According to a complaint filed Friday, the family of fallen US Marine Rylee J. McCollum has re-filed their defamation lawsuit against actor Alec Baldwin in New York.

Jiennah McCollum, Rylee’s widow, and Rylee’s sisters, Roice McCollum and Cheyenne McCollum, are suing for $25 million in damages. They accuse Baldwin of making false allegations against the family, including allegedly labeling Roice McCollum a “insurrectionist” in January 2022 after she shared a photo on social media of a crowd of protesters in Washington, D.C. on January 6, 2021.

“While present at the [January 6th] demonstration, Roice did not participate in, nor did she support or condone the rioting that ensued,” according to the lawsuit. “Baldwin flatly ignored Roice’s denial of rioting and her claim that she was cleared by the FBI for participating in any of the conduct Baldwin chose to falsely attribute to her via his massive following.”

In January, the sisters and widow filed a similar lawsuit against Baldwin in Wyoming. In May, a federal judge dismissed the lawsuit, ruling that it lacked jurisdiction over Baldwin because he lives in New York.

At the time, Baldwin’s attorney Luke Nikas, welcomed the decision. According to him, the lawsuit was filed to “punish Mr. Baldwin for expressing his political opinion.”

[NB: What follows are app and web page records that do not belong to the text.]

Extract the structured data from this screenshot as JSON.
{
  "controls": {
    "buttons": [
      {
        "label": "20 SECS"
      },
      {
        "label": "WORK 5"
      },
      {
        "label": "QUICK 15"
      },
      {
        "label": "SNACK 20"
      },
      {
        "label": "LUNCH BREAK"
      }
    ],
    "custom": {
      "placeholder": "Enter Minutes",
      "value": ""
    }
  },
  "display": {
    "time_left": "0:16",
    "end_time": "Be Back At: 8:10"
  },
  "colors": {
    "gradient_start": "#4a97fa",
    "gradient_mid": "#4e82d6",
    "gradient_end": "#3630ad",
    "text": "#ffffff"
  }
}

The re-filed lawsuit also claims that Baldwin’s comments caused the plaintiffs severe emotional distress.

“Mr. Baldwin gave Ms. McCollum several thousand dollars to honor her husband, and now she’s suing him for more because she disagrees with his political opinion about the insurgency that occurred on January 6th at the United States Capitol Building.” “We expect to win this lawsuit, just as we did the last time they filed it,” Nikas told CNN on Wednesday.

Rylee McCollum, 20, was one of 13 US service members killed in an attack outside Kabul International Airport last August as the US and other Western countries rushed to evacuate their citizens and allies from Afghanistan.

Following Rylee’s death, an online fundraising campaign was launched on behalf of his widow, Jiennah, and their child. According to the lawsuit, Baldwin sent Roice a $5000 check to share with Jiennah as a “tribute to a fallen soldier.”

According to the lawsuit, after Roice posted photos of protesters in Washington, D.C. on January 6, 2021 to her Instagram account on January 3, “in anticipation of the January 6, 2022, one-year anniversary of her attendance” at the protest, Baldwin commented on Roice’s post, “Are you the same woman that I sent the money to for your sister’s husband who was killed during the Afghanistan exit?”

The lawsuit claims that Roice “was never detained, arrested, charged, or convicted of any crime related to her attendance at the January 6, 2021, event in Washington, DC.”

She responded to Baldwin, according to the suit, that, “Protesting is perfectly legal in the country and I’ve already had my sit down with the FBI. Thanks, have a nice day!”

According to the lawsuit, Baldwin responded, “I don’t think so.” Your actions resulted in the illegal destruction of government property, the death of a law enforcement officer, and an attack on presidential election certification. I reposted your picture. “Best wishes.”

The suit claims that about 20 minutes after Baldwin posted to Roice’s “Instagram feed,” she “began to receive hostile, aggressive, and hateful messages from Baldwin’s followers.”

“Lots of Trumpsters chiming in here with the current cry that the attack on the Capitol was a protest, (a more peaceful form of which got a lot of other protestors imprisoned) and an exercise in democracy,” Baldwin wrote on his Instagram feed, which he later deleted. That’s nonsense.”

According to screenshots included in the suit, his post continued, “I did some research.” On Instagram, I discovered that this woman [Roice McCollum] is the brother (sic) of one of the men who was “killed” in Kabul, Afghanistan.

According to the lawsuit, Baldwin “unmistakably understood” that forwarding Roice’s Instagram feed to 2.4 million like-minded followers and posting his commentary would result in the onslaught of threats and hatred.

According to the suit, Lance’s other sister, Cheyenne, and his widow, Jiennah, began receiving “hateful messages and even death threats” hours after Baldwin’s post.